If you’ve talked with your family about end-of-life wishes – that’s the first step. You’ll also need paperwork to make your wishes clear.

There are different names for the documents you’ll need — living wills, advance directivesFive Wishes. They all serve the same purpose; they spell out what kind of medical treatment you’ll want if you become seriously ill, and how aggressive you want the treatment to be.

To help people navigate the paperwork, Amy Leonard, a social worker, teaches a monthly class at The Everett Clinic.

The class is not just about how to fill out these forms. A doctor or nurse also talks about lifesaving treatments so people can better understand what those measures entail.

At this recent class, John Macklin, a retired professor, wanted to know more about CPR’s success rate. “Among the people who have been successfully revived with CPR, 5 to 10 percent, is there a statistic about the number that have gone on and have had healthy lives?” he asks.

Leonard says she hasn’t seen the numbers.

“I know that often if CPR is done on that healthy athlete that goes down at the gym, they often go on to do better and survive and do OK,” she says. “The older, the frailer, the sicker you get, the less likelihood that you’ll bounce back.”

Leonard says understanding these procedures help people make informed decisions. Some procedures have long-term consequences.

She says from a healthcare system standpoint, it’s costly. From a patient perspective, the hospital isn’t where most people want to die.

“If people understand a little bit better, then they might make different choices and might avoid things like hospitalizations repeatedly in their last six months of life,” she says.  

Leonard says the two most important papers are an advance directive and a durable power of attorney for medical decisions when you’re not able to make them. You’ll need both documents. 

And there’s a third document that’s extremely important for elderly people, especially those with multiple chronic conditions, or those who are closer to end of life – the Physician Orders For Life Sustaining Treatment, or POLST form.

Leonard pulls out a neon green form; it’s bright so medics can find it easily when responding to an emergency.

“If you know if you don’t want to be resuscitated, this is the document that allows medics to follow your wishes. Otherwise in Washington, the default is you have to be resuscitated.”

A POLST form also covers your preferences for medical interventions, and things like artificial feeding. Your doctor, nurse practitioner or physician assistant must sign this form.
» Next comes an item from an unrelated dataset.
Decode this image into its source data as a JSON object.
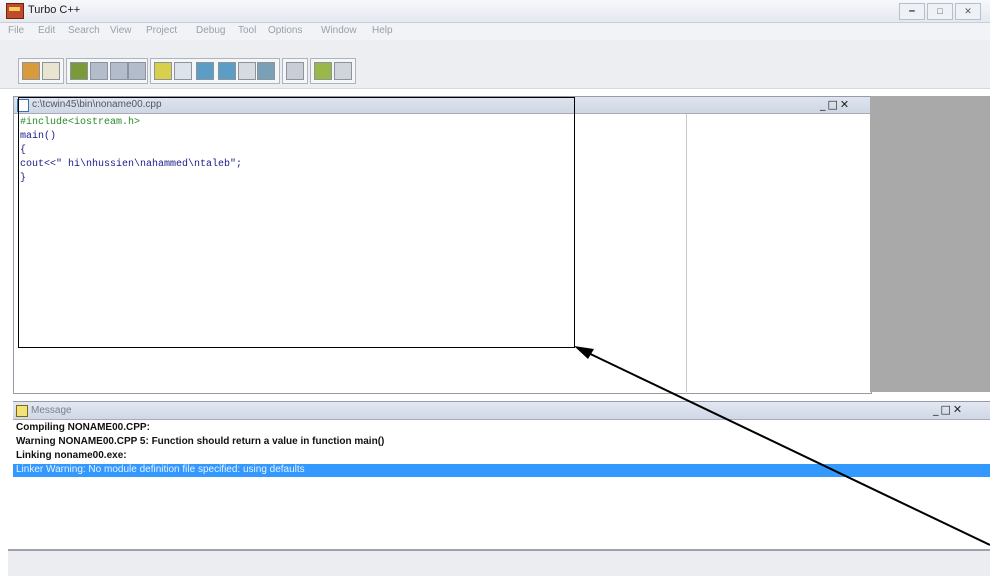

Leonard says many people put their POLST forms on the fridge so medics can spot them right away. The idea is to place it where it’s visible and accessible. Some people even put it on the inside of the front door.

The class chuckles. But Leonard says it’s a great conversation starter, and “you’d be doing a great community service to all your friends and family.”

Once all the forms are filled out, Leonard says it’s a good idea to make copies of all these papers for the people who’ll need them — your doctor, the hospital you’ll likely go to in your community, and your family. 

Even the family members you haven’t chosen to make decisions for you, Leonard says, “so they understand and aren’t surprised at any kinds of decisions you’ve made, and so they can support the person you’ve picked as the decision maker.”

Having multiple copies also increases the chances your wishes will be honored. Washington doesn’t have a registry for end-of-life paperwork, unlike some states. The state Department of Health used to keep these records but stopped because of budget cuts.

Oregon has a registry and is also developing an online system that allows patients to fill out the forms and doctors and health-care providers to access them.

Leonard says these aren’t only for the elderly. She recommends that people start having conversations and drawing up papers when they start having children. This is driven by her experience working in hospice, with people at the end stage of life.

“It’s so important to do what you can to make it easier on your family in terms of giving them the information they need,” she says.

Besides, Leonard says you can always revisit these wishes. It’s not uncommon for people to change their minds, depending on where they are in their lives.

Year started with KUOW: 1994